Franco Acerbal, a Filipino WWII veteran (left), and Lee Gutierrez, California’s Deputy Secretary for Minority Veterans’ Affairs (right).
Franco Acerbal, a Filipino WWII veteran (left), and Lee Gutierrez, California’s Deputy Secretary for Minority Veterans’ Affairs (right).
Ruxanda Guidi/KPCC

Listen to story

Download this story 1.0MB

Many veterans face obstacles when they return home from conflict zones. Immigrant and Latino vets have to navigate another level of complexity.

East L.A. native Ruben Treviso came back from the Vietnam War in 1971 “all messed up,” he says. But his mental health was a top priority for his Veterans Administration doctors, and he credits them for his recovery.
Today, not all veterans get medical help as soon as they need it. And minority veterans, especially, require a lot of help redeeming and navigating their educational benefits. Treviso says Latinos like him are a growing force in the military.

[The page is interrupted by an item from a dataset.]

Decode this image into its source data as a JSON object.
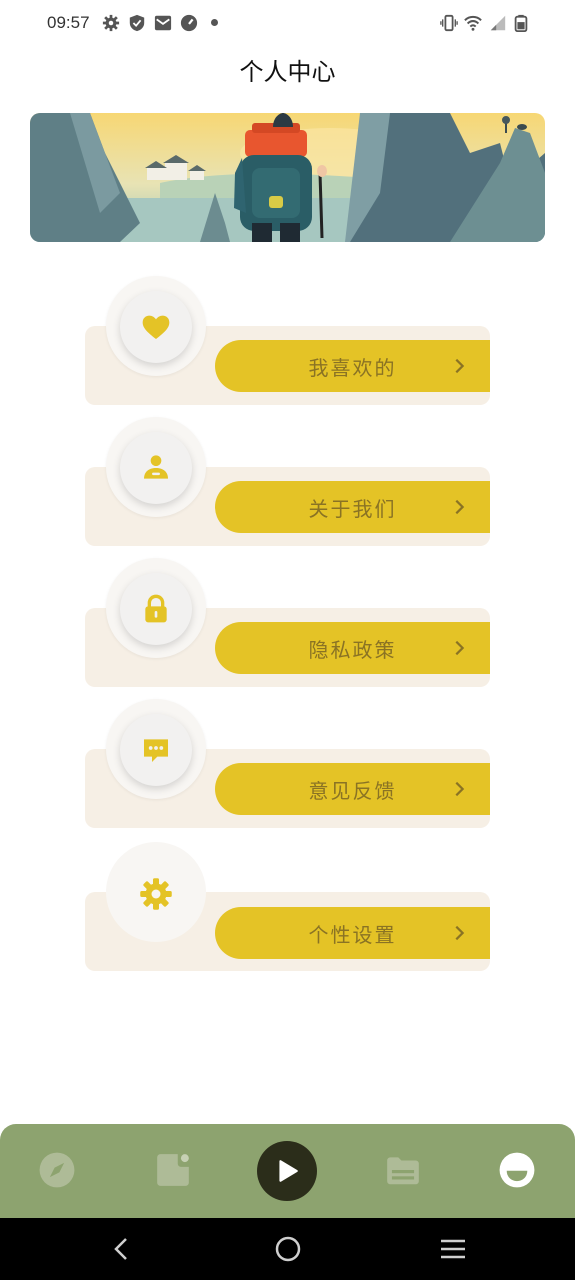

“Twenty to 30 percent of all the Hispanic Medal of Honor recipients were immigrants… A lot of them came from Mexico. They’re like newborn Christians! Their fervent love for this country is unbelievable,” Treviso said.

But despite their service, many of those veterans feel slighted — especially amid the economic recession, budget cuts, and long-running wars in Iraq and Afghanistan. Lee Gutierrez, the state's deputy secretary for minority veteran’s affairs, said his department is doing their best.

“We want to stay focused on the issues that confront veterans right now — unemployment, getting access to services, health care and housing,” Gutierrez said.

California appointed Gutierrez its deputy secretary for minority veteran’s affairs only five months ago. He’s gearing up for a massive troop return by the end of the year. Many of those men and women are heading to Southern California, home to one of the largest concentrations of veterans in the country.

Gutierrez is also making the rounds to listen to constituents. They include older veterans, like 88 year-old Franco Acerbal. He’s one of 400,000 Filipinos who fought for the Americans during World War II. After 60 years, he is a naturalized U.S. citizen, but he does not yet receive a pension.

“The US government saved billions of dollars for not granting us these benefits for the last 60 years," Acerbal said. "Why can’t they just give us $1,000 a month or $12,000 a year, so that we will not be begging like for welfare? And we deserve it!”

About 12,000 Filipino vets live in the Philippines and another 3,000 in the United States. Keeping faith with these much older veterans, Acerbal says, would send a message to all future minority veterans that this country appreciates their service.